• YOUR OBJECTIVE:
Where a line in the records below contains the string "score", tally it; give only the final number.

Entries taken from a collection:
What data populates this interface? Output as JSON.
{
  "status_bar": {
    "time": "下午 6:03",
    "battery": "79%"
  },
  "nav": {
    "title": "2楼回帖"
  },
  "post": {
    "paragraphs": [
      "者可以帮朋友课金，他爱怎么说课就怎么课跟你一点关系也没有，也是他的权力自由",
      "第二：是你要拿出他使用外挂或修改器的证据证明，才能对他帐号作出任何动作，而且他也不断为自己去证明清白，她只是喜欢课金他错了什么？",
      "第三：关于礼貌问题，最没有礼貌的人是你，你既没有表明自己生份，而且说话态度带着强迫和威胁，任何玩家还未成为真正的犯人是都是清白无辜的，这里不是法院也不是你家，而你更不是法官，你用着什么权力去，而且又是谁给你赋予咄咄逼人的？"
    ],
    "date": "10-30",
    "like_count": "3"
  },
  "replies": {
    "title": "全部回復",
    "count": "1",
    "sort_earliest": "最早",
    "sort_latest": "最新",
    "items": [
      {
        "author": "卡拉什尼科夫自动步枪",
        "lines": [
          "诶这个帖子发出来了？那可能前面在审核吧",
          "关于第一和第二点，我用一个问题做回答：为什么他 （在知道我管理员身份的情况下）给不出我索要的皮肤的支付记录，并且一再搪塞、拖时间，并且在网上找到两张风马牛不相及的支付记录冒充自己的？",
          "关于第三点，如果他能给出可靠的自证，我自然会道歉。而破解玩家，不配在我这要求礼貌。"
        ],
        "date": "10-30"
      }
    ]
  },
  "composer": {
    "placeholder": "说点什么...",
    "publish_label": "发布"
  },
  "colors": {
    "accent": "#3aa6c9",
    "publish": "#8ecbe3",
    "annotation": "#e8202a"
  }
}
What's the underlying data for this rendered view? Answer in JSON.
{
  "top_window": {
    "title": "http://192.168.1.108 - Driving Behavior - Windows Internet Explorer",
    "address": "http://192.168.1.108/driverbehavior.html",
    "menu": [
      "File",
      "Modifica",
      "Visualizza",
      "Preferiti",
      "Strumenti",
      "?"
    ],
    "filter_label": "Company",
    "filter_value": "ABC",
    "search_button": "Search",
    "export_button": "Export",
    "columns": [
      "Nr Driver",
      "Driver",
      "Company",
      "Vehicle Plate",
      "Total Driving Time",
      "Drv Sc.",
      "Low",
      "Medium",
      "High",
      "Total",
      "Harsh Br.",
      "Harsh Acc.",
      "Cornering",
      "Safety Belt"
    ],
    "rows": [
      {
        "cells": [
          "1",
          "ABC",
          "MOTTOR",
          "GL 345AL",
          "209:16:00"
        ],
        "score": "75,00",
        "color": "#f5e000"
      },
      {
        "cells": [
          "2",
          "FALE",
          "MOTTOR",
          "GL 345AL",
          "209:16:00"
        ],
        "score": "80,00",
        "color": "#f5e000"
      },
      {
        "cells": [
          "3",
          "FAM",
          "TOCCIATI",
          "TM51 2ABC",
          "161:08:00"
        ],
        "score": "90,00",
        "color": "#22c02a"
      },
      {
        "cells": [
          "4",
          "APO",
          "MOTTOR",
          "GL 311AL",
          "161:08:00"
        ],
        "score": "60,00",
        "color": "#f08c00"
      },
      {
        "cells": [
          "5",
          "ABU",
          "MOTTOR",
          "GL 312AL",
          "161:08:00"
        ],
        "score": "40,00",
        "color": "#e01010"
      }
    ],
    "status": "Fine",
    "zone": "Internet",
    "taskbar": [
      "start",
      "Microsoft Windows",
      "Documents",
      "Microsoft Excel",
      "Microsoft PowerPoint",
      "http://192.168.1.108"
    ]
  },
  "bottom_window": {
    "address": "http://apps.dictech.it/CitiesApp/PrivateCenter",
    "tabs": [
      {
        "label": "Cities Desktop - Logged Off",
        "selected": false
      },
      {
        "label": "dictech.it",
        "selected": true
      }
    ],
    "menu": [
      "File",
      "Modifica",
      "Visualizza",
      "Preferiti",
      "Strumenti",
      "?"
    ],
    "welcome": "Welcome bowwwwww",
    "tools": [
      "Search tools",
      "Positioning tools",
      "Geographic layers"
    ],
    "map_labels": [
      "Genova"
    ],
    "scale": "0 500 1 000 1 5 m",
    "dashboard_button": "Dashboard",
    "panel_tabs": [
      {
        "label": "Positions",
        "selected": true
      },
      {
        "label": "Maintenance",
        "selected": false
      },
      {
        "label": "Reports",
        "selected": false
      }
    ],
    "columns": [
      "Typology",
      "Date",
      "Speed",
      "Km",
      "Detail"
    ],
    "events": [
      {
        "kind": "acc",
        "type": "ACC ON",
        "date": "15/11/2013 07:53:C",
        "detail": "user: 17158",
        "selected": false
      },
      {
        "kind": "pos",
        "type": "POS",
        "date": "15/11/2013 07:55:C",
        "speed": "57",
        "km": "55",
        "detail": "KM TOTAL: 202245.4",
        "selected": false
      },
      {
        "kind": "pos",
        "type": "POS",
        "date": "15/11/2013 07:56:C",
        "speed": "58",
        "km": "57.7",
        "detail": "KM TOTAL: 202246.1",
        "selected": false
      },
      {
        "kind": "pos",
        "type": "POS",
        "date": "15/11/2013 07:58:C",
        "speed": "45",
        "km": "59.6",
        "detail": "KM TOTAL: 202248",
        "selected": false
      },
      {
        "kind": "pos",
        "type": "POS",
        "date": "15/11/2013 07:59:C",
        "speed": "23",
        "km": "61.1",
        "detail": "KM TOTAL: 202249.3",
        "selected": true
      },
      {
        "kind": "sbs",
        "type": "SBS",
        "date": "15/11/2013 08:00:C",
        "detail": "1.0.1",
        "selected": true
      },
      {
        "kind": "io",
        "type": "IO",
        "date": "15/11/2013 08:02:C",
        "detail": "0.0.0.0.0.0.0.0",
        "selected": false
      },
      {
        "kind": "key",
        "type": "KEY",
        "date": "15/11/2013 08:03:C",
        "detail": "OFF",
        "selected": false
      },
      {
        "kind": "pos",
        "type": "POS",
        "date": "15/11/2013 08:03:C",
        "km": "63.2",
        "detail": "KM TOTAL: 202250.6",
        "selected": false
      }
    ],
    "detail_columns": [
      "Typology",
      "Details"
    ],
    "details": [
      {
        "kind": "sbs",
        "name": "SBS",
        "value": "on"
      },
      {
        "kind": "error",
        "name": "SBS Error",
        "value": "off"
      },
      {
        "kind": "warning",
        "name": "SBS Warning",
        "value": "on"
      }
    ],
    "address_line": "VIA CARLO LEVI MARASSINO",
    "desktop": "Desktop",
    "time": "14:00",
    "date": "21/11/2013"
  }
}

• ANSWER FOR THE TASK:
5